I am a fan of Google Drive and use it to organize and file my genealogy research notes and records in a nesting file folder system. I bookmark the web address of the main family line folder. This gives me quick access to my research without having to click through the entire folder hierarchy.
In the example above, you can see I have sub-folders for family lines under my “Personal Research” bookmark folder. Clicking on the Solomon folder leads to the link to my Solomon family research. This will work the same regardless of which cloud storage you choose to use.
Note: If you research the Samuel Solomon family of Salem, MA, let me know! We need to compare notes.
Now It’s Your Turn
Experiment setting up your own bookmark folders and sub-folders. You may find setting up your bookmarks the way I set mine up works well for you. If so, that’s great! If not, change the folders and names to fit your own needs. You will find your own personal bookmark system of folders and how you label them will evolve over time. That’s perfectly fine.
Other Posts of Interest:
- What You Need To Know To Organize Your Genealogy
- How To Back Up Your Genealogy Research
- Organize Your Genealogy Using a Timeline
I like to read your articles but find the number of advertisements very frustrating. This article was interrupted by 10 advertisements.
Nancy S Wilson
This is so helpful. Thank you for saving me time in the future in accessing my bookmarks!
I have struggled with bookmarks for years. I’ve tried saving them with Google, Chrome, Firexfox, Internet Exploder, and Safari. I needed a better way than locking these links within a specific browser and find a way to share them across browsers and computers. I started using booky.io about 2 months ago and I love it. You can add/remove/update bookmarks quickly and easily. I can go from home to work to to on the go and my bookmarks are readily available. I can’t believe I’ve struggled with bookmarks for so long, but no more.
I don’t have a lot of Genealogy links (yet), but I have them grouped into one dashboard separated into different categories: Family Tree sites, Public Archives, Blogs (including Are You My Cousin), Newspapers, Local sources, UK sources, Online Learning and my Google files.
All hail booky.io!
Thanks, Lisa. I had not realized the of using folders in the bookmark bar.

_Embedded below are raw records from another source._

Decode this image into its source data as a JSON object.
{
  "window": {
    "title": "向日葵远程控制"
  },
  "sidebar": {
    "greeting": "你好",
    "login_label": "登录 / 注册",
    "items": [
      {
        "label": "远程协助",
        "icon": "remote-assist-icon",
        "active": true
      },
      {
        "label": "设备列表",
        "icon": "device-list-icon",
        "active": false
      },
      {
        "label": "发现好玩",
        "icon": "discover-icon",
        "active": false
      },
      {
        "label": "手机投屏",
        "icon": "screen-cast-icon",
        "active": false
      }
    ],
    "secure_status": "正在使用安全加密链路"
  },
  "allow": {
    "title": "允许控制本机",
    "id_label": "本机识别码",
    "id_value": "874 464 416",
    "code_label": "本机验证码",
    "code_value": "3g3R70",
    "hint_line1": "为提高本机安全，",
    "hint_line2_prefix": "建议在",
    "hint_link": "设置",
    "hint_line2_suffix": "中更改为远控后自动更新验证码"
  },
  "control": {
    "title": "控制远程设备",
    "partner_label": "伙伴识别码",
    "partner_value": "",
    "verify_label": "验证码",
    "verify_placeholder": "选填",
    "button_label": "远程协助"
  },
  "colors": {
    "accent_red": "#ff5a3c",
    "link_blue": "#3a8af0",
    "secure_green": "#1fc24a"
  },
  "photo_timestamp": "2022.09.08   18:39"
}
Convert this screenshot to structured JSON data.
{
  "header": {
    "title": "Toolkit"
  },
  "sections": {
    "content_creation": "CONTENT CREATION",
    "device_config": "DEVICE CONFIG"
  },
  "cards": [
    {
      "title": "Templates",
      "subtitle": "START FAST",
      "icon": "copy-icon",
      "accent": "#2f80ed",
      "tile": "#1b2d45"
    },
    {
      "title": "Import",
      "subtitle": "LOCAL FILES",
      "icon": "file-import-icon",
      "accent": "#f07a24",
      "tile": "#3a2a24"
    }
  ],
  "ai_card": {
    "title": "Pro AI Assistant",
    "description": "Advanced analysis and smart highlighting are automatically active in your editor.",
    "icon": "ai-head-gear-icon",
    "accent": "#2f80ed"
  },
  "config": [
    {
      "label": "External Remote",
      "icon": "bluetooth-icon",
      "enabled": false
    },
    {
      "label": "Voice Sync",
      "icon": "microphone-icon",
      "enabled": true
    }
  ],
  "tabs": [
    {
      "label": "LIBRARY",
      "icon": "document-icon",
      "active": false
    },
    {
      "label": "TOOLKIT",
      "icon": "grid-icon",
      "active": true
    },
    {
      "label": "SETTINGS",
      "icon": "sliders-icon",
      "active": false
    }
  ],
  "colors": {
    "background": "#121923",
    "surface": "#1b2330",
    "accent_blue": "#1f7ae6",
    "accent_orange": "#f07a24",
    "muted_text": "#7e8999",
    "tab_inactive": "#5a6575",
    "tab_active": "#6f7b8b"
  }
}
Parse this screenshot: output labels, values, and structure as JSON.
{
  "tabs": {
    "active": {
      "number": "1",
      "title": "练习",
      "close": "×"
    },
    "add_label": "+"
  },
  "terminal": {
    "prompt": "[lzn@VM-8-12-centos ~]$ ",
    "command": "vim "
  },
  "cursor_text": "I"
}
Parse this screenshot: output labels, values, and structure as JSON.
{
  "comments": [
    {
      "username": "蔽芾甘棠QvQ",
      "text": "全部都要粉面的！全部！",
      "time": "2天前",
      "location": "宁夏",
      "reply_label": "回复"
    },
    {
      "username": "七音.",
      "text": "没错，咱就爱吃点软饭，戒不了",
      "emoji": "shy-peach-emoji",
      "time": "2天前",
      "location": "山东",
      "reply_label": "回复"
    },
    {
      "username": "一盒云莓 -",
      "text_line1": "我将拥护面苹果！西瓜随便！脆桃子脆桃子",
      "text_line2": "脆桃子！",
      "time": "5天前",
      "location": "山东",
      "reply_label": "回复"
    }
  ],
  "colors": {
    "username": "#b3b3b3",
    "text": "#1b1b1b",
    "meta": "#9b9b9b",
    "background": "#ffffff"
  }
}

Guilty as charged! I do use the bookmarks in my browser, mostly Firefox. And yes I usually fail to categorize them. My failsafe has been to bookmark in Evernote. I already set up lots of folders in Evernote and an add-on in Firefox makes it easy to clip articles and such. Totally easy to make a bookmark and file it where I want it.
Evernote is a good option, too! For some reason, I’ve never really gotten into using Evernote – it’s a great system and I know many who use it. It just never seemed to fit me.
Lisa, thanks so much for the great tips. I have bookmarked many items over the years and had never thought about or realized the ability to create folders and subfolders. I just went through all of my bookmarks and put them in categories. Most pertain to genealogy and there I created several subfolders as you suggested. I have others such as Health Issues, Travel, Outdoor Equipment, Fun & Leisure, Food & Recipes, etc.
Not only did I organize all of my bookmarks but I also deleted several so your tips were a big help. I don’t think I needed the 2018 federal income tax instructions anymore!
I didn’t really understand your use of Google Drive to organize your research notes. Like a previous commenter, I use Evernote for a lot of genealogy notes but am probably not using that tool as effectively as I could.
Thanks again for helping me to improve my organizational system. My ADHD mind can use all the help it can get!
I use bookmarks as described, but the bookmark ghost seems to change, mainly replicate, my bookmarks. Complete sets of bookmarks seem to just show up. There are two and three of each bookmark. I’ve done all the google troubleshooting techniques, to no avail. I need to get the bookmarks set up as I want them and then make a backup. Before adding a new bookmark, I restore the backup, add the new bookmark and make a new backup. Does anyone else have this problem or know how to correct it?
Hmmm…what an unusual problem. I’m not aware of that issue, but I’ll ask the group and see if anyone else has.